Task details. State only how many lines of the records contain the string "length".

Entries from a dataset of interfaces
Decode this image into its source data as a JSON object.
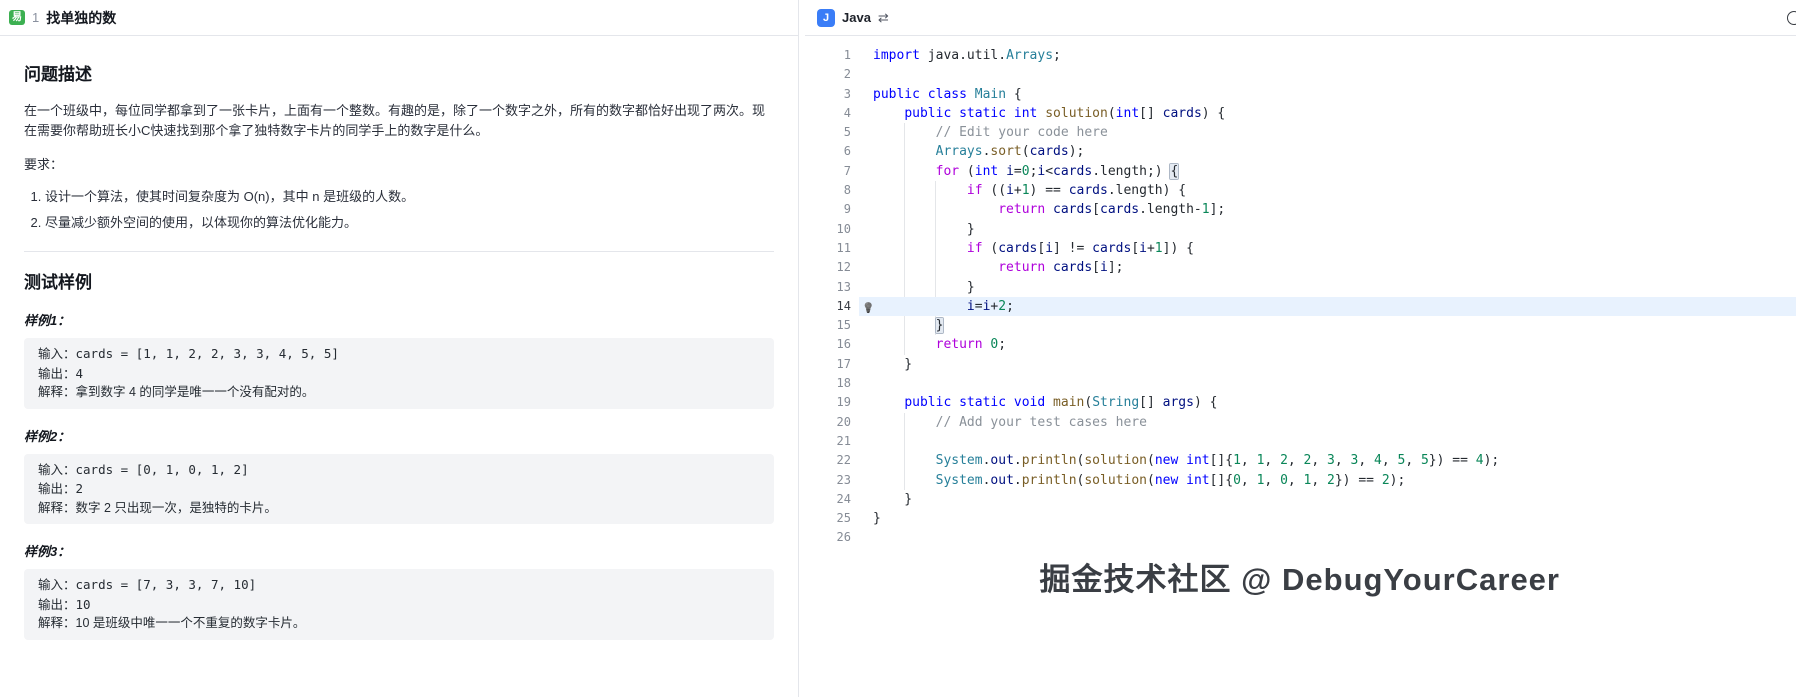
{
  "left_panel": {
    "header": {
      "difficulty_badge": "易",
      "problem_number": "1",
      "title": "找单独的数"
    },
    "description_section": {
      "heading": "问题描述",
      "body": "在一个班级中，每位同学都拿到了一张卡片，上面有一个整数。有趣的是，除了一个数字之外，所有的数字都恰好出现了两次。现在需要你帮助班长小C快速找到那个拿了独特数字卡片的同学手上的数字是什么。",
      "requirements_label": "要求：",
      "requirements": [
        "设计一个算法，使其时间复杂度为 O(n)，其中 n 是班级的人数。",
        "尽量减少额外空间的使用，以体现你的算法优化能力。"
      ]
    },
    "examples_section": {
      "heading": "测试样例",
      "examples": [
        {
          "label": "样例1：",
          "input": "输入：cards = [1, 1, 2, 2, 3, 3, 4, 5, 5]",
          "output": "输出：4",
          "explain": "解释：拿到数字 4 的同学是唯一一个没有配对的。"
        },
        {
          "label": "样例2：",
          "input": "输入：cards = [0, 1, 0, 1, 2]",
          "output": "输出：2",
          "explain": "解释：数字 2 只出现一次，是独特的卡片。"
        },
        {
          "label": "样例3：",
          "input": "输入：cards = [7, 3, 3, 7, 10]",
          "output": "输出：10",
          "explain": "解释：10 是班级中唯一一个不重复的数字卡片。"
        }
      ]
    }
  },
  "editor_panel": {
    "language_label": "Java",
    "icons": {
      "language_icon": "J",
      "switch_icon": "⇄",
      "lightbulb_icon": "💡"
    },
    "active_line": 14,
    "bracket_highlights": [
      {
        "line": 7,
        "char": "{"
      },
      {
        "line": 15,
        "char": "}"
      }
    ],
    "code_lines": [
      "import java.util.Arrays;",
      "",
      "public class Main {",
      "    public static int solution(int[] cards) {",
      "        // Edit your code here",
      "        Arrays.sort(cards);",
      "        for (int i=0;i<cards.length;) {",
      "            if ((i+1) == cards.length) {",
      "                return cards[cards.length-1];",
      "            }",
      "            if (cards[i] != cards[i+1]) {",
      "                return cards[i];",
      "            }",
      "            i=i+2;",
      "        }",
      "        return 0;",
      "    }",
      "",
      "    public static void main(String[] args) {",
      "        // Add your test cases here",
      "",
      "        System.out.println(solution(new int[]{1, 1, 2, 2, 3, 3, 4, 5, 5}) == 4);",
      "        System.out.println(solution(new int[]{0, 1, 0, 1, 2}) == 2);",
      "    }",
      "}",
      ""
    ],
    "watermark": "掘金技术社区 @ DebugYourCareer"
  },
  "colors": {
    "easy_badge": "#3cb051",
    "language_icon_bg": "#3a7df7",
    "active_line_bg": "#e8f2fe",
    "syntax": {
      "keyword": "#0000ff",
      "control": "#af00db",
      "type": "#267f99",
      "function": "#795e26",
      "variable": "#001080",
      "number": "#098658",
      "comment": "#8a9199"
    }
  }
}
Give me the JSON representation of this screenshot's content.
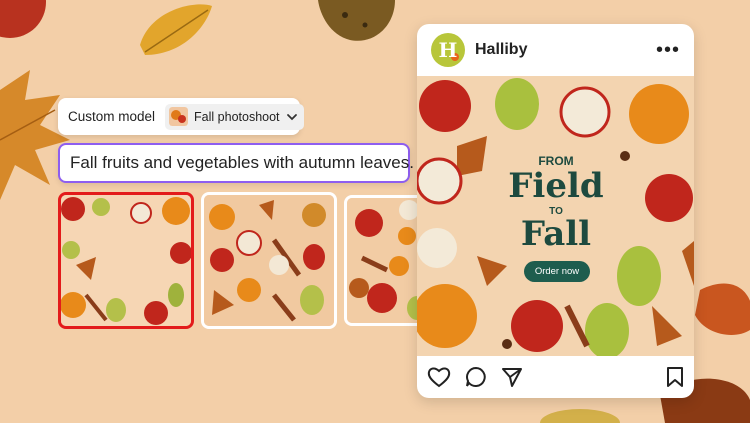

Completed task. 3